* WHAT NEEDS TO BE DONE
Report each line below that carries the word "Denim".

====

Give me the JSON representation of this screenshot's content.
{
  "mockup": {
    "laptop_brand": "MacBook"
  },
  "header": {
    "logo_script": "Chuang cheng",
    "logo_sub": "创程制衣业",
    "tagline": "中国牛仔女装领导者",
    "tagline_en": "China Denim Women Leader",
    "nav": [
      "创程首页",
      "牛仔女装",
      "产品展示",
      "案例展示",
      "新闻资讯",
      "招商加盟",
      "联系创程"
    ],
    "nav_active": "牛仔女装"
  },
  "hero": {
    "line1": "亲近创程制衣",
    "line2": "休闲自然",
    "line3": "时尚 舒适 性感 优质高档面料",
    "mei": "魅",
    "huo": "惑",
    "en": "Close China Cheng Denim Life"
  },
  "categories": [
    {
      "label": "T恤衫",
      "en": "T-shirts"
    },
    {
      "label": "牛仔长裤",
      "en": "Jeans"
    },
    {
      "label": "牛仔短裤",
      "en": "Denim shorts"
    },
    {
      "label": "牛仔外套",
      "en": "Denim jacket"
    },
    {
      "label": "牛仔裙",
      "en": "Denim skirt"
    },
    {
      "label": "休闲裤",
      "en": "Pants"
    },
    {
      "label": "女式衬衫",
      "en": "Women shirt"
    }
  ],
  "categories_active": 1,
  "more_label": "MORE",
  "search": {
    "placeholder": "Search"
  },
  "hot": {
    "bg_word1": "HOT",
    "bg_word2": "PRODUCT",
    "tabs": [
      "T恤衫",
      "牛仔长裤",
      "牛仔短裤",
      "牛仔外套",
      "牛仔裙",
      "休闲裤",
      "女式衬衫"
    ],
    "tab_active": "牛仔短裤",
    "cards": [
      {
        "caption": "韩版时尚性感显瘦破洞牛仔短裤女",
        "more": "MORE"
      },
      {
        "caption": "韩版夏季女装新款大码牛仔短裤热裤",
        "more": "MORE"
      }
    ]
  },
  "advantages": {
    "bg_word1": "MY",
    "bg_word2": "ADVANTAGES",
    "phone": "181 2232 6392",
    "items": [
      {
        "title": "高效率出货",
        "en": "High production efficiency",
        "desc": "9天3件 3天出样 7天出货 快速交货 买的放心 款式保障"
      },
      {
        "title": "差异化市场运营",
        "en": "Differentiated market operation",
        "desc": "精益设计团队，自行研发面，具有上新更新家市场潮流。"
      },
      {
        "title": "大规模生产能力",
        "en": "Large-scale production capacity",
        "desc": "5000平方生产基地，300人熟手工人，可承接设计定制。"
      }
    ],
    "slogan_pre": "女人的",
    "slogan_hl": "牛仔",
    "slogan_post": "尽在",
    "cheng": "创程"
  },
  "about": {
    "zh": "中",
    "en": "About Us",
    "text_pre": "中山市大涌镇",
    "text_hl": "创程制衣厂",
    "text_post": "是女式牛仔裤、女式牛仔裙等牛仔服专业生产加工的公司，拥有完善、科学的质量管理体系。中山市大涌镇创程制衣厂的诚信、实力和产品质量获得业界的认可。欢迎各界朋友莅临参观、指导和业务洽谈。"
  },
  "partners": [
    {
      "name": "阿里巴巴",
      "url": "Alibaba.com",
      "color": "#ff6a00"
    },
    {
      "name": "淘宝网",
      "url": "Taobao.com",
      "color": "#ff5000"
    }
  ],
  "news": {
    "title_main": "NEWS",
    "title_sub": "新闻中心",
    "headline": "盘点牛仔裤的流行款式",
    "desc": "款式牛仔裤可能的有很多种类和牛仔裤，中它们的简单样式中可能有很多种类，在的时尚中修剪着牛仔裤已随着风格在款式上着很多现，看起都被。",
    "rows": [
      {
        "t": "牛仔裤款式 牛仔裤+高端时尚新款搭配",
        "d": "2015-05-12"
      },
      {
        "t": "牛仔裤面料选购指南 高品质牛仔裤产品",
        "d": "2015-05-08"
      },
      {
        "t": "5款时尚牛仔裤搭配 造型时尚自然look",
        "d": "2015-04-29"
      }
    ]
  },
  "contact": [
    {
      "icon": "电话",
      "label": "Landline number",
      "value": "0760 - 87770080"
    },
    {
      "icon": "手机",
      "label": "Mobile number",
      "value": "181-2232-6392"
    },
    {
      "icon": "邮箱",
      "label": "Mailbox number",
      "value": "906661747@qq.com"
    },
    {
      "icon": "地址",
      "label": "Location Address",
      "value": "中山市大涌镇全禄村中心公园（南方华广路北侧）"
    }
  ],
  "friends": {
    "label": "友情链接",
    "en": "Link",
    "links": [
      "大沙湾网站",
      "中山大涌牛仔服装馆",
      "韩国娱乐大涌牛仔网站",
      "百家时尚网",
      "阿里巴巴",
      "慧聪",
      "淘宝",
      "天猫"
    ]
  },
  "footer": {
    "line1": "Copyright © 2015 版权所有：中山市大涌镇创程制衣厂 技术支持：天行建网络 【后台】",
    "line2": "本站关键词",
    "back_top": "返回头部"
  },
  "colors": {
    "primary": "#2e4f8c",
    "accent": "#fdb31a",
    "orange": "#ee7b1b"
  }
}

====

* ANSWER BOX
    "tagline_en": "China Denim Women Leader",
    "en": "Close China Cheng Denim Life"
      "en": "Denim shorts"
      "en": "Denim jacket"
      "en": "Denim skirt"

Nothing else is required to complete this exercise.